Latin American stocks have taken a beating along with all emerging markets recently. Yesteryear, you could make money in Latin America by simply buying and holding a broad index and letting the rising tide do its thing. That strategy doesn't work anymore.
Instead, as Claudio will explain, you must target individual companies with specific qualities that will help them rise above lackluster market performance. He concludes with a checklist of sorts that will help you separate the right companies from the wrong ones.
Not so long ago, Latin American equities were a market darling. Then, the markets viewed signs of an economic recovery in the developed world as good news for Latin American stocks (higher EPS prospects), but signs of stagnation were also considered good news (as a lower discount rate would apply).
Now, the majority of Latin American stock markets have begun to trade as if the opposite were true. With the sole exception of Mexico, whose stock market has traditionally traded closer to the S&P 500, the rest of Latin equities have lost their glow. Latin stocks have registered a seventh consecutive month of investor outflows, and it does not look like the trend is going to reverse any time soon.
The change from hype to doubt is clearly reflected in the chart below. Latin equities were, incredibly, considered a safe haven after the 2008 financial crisis. From the end of 2008 to the end of 2010, Latin stocks outperformed the S&P 500 by an impressive 90%. Since then, the love affair has come to an end, and Latin equities have underperformed by more than 67%.
However, the main catalyst has undoubtedly been the weakness in China's economic growth and, most important, the shift in China's economic model from investment-driven to consumption-driven growth. There is a direct link between this "remodeling" and the string of monthly outflows that dedicated Latin American fund managers have experienced.
The math is simple: Lower Chinese investment means less demand for industrial commodities, which are produced in Latin America by some of the largest companies in the region, which make up a significant part of the country and regional indices.
The consensus of economists surveyed by Bloomberg was for all Latin American countries to have weaker current account balances in 2013 than in 2012. With interest rates rising and Wall Street expecting them to rise further as the US economy grows, financing the gap may become tougher for Latin economies.
This brings in the linkage to exchange rates, which constitute a not insignificant portion of Latin American equities' underperformance. Exchange rates helped EPS, book values, and leverage ratios look great in US dollar terms for many years. Now that the US dollar has strengthened against Latin American currencies, the opposite trend is under way.
So the trend is not the friend of Latin American equity investors. Is it best to shun them for the time being? It's not that simple.

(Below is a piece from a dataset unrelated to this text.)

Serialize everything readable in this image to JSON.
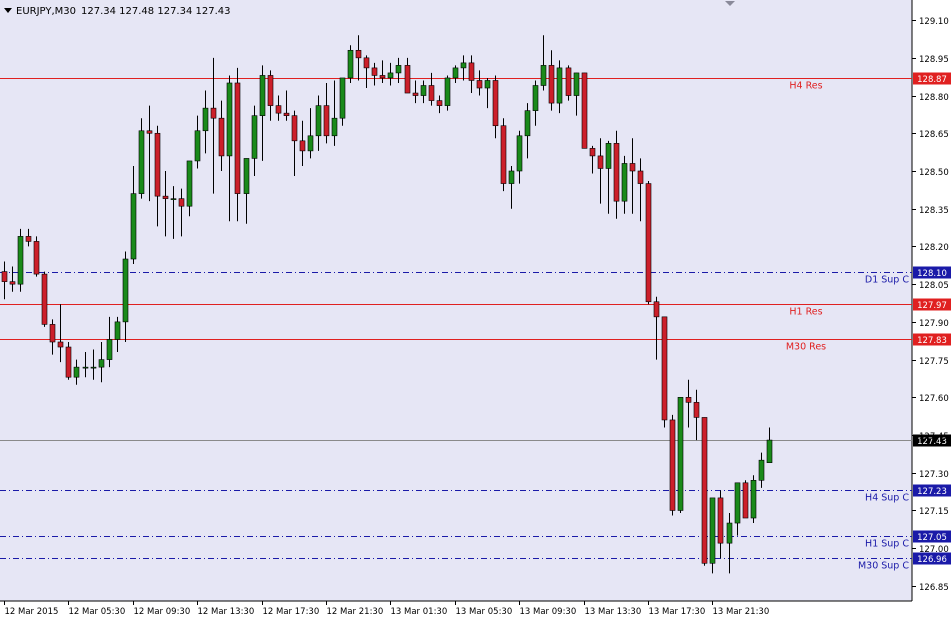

Latin equities were an easy trade for many years. The fad lifted all boats regardless of their individual merits, which made trading the indices or the associated ETFs the way to go. Now, it's not hard to see that the correction has been exacerbated by the unwinding of the macro trade.
Over the last decade, the weight of Latin American equities in the MSCI World Index has doubled, surging from roughly 2% to 4.4%. The MSCI Emerging Markets Latin American Index has a US$1.5 trillion market cap, which makes simply neglecting it a tough decision for index fund managers.
The problem is that it is hard to trade Latin American equities as if they were a single asset class. Trading ETFs or indices may mean that good opportunities are missed. An index is comprised of a wide array of stocks whose issuers will not necessarily perform similarly in various economic environments.
Appreciating currencies and the wide availability of credit in the last decade has meant that stocks most closely linked to domestic consumption were the winners by far. The new picture of weaker currencies and tougher credit conditions means that the winners of the past may not fare as well in the future.
A New Approach
The next winning theme will be foreign-currency earners (mainly exporters) and, more important, stocks with little or no debt held in a foreign currency—and especially with no debt in foreign currency if it has no foreign currency income to match the servicing of that debt. Those are the characteristics you want to look for in a solid Latin American investment.
It's hard to believe that the cycle of weaker currencies, weaker current accounts, and weaker EPS growth is about to reach its end in the near future. However, this is not the end of the Latin American investment theme; it only means that the approach must change.
There are companies whose business profiles will help them thrive in what may otherwise look like a generally challenging scenario for Latin American stocks. Going with the flow may prevent investors from grabbing the opportunity that these stocks offer.